1960s rebel cool captured in ‘The Bikeriders’

Writer and director Jeff Nichols wanted to make the motorcycle film for two decades

Jeff Nichols, left, writer/director of “The Bikeriders,” poses with cast members Austin Butler, center, and Jodie Comer. The motorcycle is a 1965 Harley Davidson Pan Head that Butler rode in the film. (Chris Pizzello / AP Photo)

Jeff Nichols dreamed of making a film about a 1960s motorcycle club for more than 20 years.

The obsession started when he first read Danny Lyon’s book “The Bikeriders,” a New Journalism-style account of the Chicago Outlaws Motorcycle Club in the mid-1960s. He saw it as a story about rebels, romantics, frauds and the end of an era.


But he didn’t realize just how terrifying it would be to film the motorcycles in motion.

The bikes were vintage. The actors, including Austin Butler and Tom Hardy, would ride at high speeds without wearing helmets. At some point, one of his stunt coordinators just said, “There is no way to make this 100% safe.”

“The Bikeriders” (which raced into theaters nationwide last Friday ) is a rare summer gem: An original film with stars (including Jodie Comer, Michael Shannon, Norman Reedus and Mike Faist), cool cred, pathos and a clear-eyed wistfulness for a brief moment and a type of guy.

“This is a film that is really about nostalgia,” Nichols said. There is a sadness that comes along with that. But there’s also a joy in remembering it.”

Nichols has always had great luck with casting and getting movie stars in his films right as they’re about to break big (like Jessica Chastain in “Take Shelter”).

For “The Bikeriders,” it was Butler. “Elvis “ had yet to come out, but when he met him, he was certain: This is a movie star.

“I read a lot of scripts, and this one just felt different,” Butler said. “It felt full of humanity and these cinematic moments. … I felt like I was being invited into this other world. And he was one of the coolest characters I’ve ever read.”

Butler’s Benny is also the most enigmatic of the bunch: a guy whose face is never shown in Lyon’s book and who is never interviewed — just talked about.

“I love how Jeff talks about him as this empty cup everybody wants to fill with their expectations and responsibilities.
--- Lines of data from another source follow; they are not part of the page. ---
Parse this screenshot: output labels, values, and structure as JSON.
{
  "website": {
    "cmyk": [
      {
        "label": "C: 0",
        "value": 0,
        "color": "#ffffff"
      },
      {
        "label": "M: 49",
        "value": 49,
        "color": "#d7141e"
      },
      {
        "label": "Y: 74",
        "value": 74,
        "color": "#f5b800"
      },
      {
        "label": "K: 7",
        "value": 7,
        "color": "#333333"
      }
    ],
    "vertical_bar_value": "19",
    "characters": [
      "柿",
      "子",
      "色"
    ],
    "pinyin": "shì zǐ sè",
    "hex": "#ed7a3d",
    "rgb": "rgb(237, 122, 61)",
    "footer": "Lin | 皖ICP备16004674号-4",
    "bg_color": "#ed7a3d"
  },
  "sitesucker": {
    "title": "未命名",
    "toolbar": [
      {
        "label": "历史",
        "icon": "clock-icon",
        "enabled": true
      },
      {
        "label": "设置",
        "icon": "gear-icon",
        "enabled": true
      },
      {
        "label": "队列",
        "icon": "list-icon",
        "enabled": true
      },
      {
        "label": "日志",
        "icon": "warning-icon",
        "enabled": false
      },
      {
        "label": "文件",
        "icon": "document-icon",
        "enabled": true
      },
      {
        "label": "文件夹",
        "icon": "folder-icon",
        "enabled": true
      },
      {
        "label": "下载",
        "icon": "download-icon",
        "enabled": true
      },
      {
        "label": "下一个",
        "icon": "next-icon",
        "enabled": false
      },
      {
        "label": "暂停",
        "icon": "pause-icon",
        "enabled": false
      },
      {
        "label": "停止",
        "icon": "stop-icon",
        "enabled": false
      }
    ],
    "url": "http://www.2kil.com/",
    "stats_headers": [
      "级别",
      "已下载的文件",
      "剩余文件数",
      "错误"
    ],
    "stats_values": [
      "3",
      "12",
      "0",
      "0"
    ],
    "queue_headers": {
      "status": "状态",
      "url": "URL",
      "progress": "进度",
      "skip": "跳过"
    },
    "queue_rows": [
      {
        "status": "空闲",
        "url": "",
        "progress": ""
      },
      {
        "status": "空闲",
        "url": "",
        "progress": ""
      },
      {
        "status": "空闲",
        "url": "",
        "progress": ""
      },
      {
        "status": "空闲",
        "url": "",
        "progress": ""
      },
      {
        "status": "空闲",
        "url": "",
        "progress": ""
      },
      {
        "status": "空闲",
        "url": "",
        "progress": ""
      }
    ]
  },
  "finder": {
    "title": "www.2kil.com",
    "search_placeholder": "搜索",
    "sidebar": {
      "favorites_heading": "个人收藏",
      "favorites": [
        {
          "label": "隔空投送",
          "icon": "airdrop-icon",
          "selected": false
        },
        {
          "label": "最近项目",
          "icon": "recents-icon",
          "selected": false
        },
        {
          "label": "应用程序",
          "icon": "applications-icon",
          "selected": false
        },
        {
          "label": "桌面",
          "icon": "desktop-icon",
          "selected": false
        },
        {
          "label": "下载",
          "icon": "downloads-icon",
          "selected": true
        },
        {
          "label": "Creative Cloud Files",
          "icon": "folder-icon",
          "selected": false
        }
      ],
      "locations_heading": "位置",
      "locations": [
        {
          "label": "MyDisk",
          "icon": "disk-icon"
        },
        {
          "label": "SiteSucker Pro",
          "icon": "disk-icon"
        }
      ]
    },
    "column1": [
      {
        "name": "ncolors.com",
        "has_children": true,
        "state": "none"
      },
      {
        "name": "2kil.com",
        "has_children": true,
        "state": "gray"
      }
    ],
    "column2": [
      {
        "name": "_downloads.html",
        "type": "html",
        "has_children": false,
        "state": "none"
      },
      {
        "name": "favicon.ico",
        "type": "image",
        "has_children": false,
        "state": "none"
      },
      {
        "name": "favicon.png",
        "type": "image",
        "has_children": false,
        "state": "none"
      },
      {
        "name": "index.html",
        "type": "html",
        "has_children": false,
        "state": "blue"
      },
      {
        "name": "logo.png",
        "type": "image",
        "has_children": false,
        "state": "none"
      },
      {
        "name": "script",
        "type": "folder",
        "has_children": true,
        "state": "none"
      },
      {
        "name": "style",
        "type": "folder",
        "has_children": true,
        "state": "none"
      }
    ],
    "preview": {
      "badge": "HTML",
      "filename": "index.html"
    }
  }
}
He doesn’t want any of that,” Butler said. “That’s when he wants to cut loose and be free.”

Nichols wanted Benny bottled up until the end and remembered telling his star to “pull it back” a few times.

One of Nichols’ most significant breakthroughs was realizing that the narrator should be Kathy, who falls for Benny at first sight and gets wrapped up in the club.

“She just pops off the page,” Nichols said. “She’s witty, she’s introspective, she’s self-deprecating, she’s infuriating at times. She is a real person.”

Comer saw in her a fascinating character, an “ordinary” but still extraordinary person who reminded her of women she knew growing up in Liverpool. She worked tirelessly to nail Kathy’s very specific working-class Chicago accent.

But on another level, she was just a better voice for what he wanted to say.

“The ultimate truth, and a subtext of the film, is that men are really bad at sharing their emotions,” he said. “Observing this group in the hands of a male narrator, I think, would be boring.”

Nichols mostly wanted to capture this time and culture and evoke the feeling he got when he opened “The Bikeriders” many years ago.

Nichols chose to make the film in color instead of mimicking Lyon’s famous use of black-and-white photography.

“They’re beautiful, but they are romanticized,” Nichols said. “I think they become less affected when you put them in color. They become more realistic.”

Like Butler, Hardy came into the film with some motorcycle know-how. But neither would describe it as a leg up — antique bikes are a different beast.

“It just happens to be a convenience because I can ride as opposed to lying about skiing,” Hardy said.

Still, once they got it down, it could be rather exciting.

“It was exhilarating riding in a giant group,” Butler said. “You feel the energy of every motorcycle coming together.”